Format

Send to

Choose Destination
Optometry. 2011 Aug;82(8):475-80. doi: 10.1016/j.optm.2011.01.011. Epub 2011 May 12.

Lipemia retinalis preceding acute pancreatitis.

Author information

1
Cincinnati Veterans Affairs Medical Center, Cincinnati, Ohio 45220, USA.

Abstract

BACKGROUND:

Lipemia retinalis is a visible ophthalmic manifestation of severe hypertriglyceridemia. It may also be the only systemic sign present if triglycerides are acutely elevated in an asymptomatic patient. It may be the harbinger of more serious complications, such as acute pancreatitis and coronary artery disease.

CASE REPORT:

A 39-year-old woman presented for a diabetic eye examination. Dilated fundus examination found diffuse whitening of the retinal arteries and veins. The patient was asymptomatic without other remarkable ocular or systemic signs. The patient subsequently experienced an episode of acute pancreatitis. After a relative normalization of the triglyceride levels, the retina returned to baseline appearance. The patient's ocular health is monitored annually, and her endocrinologist modified the treatment regimen for improved lipid control.

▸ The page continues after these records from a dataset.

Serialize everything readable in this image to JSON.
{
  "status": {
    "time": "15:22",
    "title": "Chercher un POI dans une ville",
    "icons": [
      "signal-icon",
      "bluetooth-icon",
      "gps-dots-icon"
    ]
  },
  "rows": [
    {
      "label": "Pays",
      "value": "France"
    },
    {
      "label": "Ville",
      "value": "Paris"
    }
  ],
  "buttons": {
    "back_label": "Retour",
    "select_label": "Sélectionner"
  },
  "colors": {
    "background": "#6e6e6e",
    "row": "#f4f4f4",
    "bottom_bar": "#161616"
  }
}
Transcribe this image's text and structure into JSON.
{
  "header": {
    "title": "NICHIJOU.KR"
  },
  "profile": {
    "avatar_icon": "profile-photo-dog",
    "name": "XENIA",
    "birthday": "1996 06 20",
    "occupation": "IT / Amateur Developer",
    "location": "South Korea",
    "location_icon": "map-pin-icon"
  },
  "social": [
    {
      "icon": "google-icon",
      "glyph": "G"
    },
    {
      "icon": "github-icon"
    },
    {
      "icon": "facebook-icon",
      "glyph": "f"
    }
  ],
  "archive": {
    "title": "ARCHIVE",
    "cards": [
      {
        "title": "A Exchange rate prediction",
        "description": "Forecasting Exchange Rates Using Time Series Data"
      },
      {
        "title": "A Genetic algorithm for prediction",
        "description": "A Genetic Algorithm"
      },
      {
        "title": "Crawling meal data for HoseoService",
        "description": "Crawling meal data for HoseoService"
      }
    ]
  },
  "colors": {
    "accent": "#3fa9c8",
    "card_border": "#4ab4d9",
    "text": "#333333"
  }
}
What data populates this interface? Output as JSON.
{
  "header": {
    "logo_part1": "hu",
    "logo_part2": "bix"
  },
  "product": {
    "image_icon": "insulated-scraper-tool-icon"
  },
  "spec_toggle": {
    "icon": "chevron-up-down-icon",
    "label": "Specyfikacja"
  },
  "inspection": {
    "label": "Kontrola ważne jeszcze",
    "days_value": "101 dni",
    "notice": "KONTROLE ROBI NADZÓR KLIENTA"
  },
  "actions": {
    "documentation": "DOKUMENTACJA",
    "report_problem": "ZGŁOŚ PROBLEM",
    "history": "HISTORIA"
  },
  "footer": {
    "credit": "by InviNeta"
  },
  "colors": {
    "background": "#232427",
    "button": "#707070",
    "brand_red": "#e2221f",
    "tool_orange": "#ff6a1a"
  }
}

CONCLUSION:

Although lipemia retinalis does not typically result in vision loss, it is a sign of a systemic condition that can have potentially fatal consequences. While the retinal appearance normalizes soon after resolution of the acute lipid imbalance, a multidisciplinary approach is necessary to obtain the desirable systemic outcome. Optometrists play a critical role in prompt referral of these patients for appropriate management of their lipids.

PMID:
21570360
DOI:
10.1016/j.optm.2011.01.011
[Indexed for MEDLINE]

Supplemental Content

Loading ...
Support Center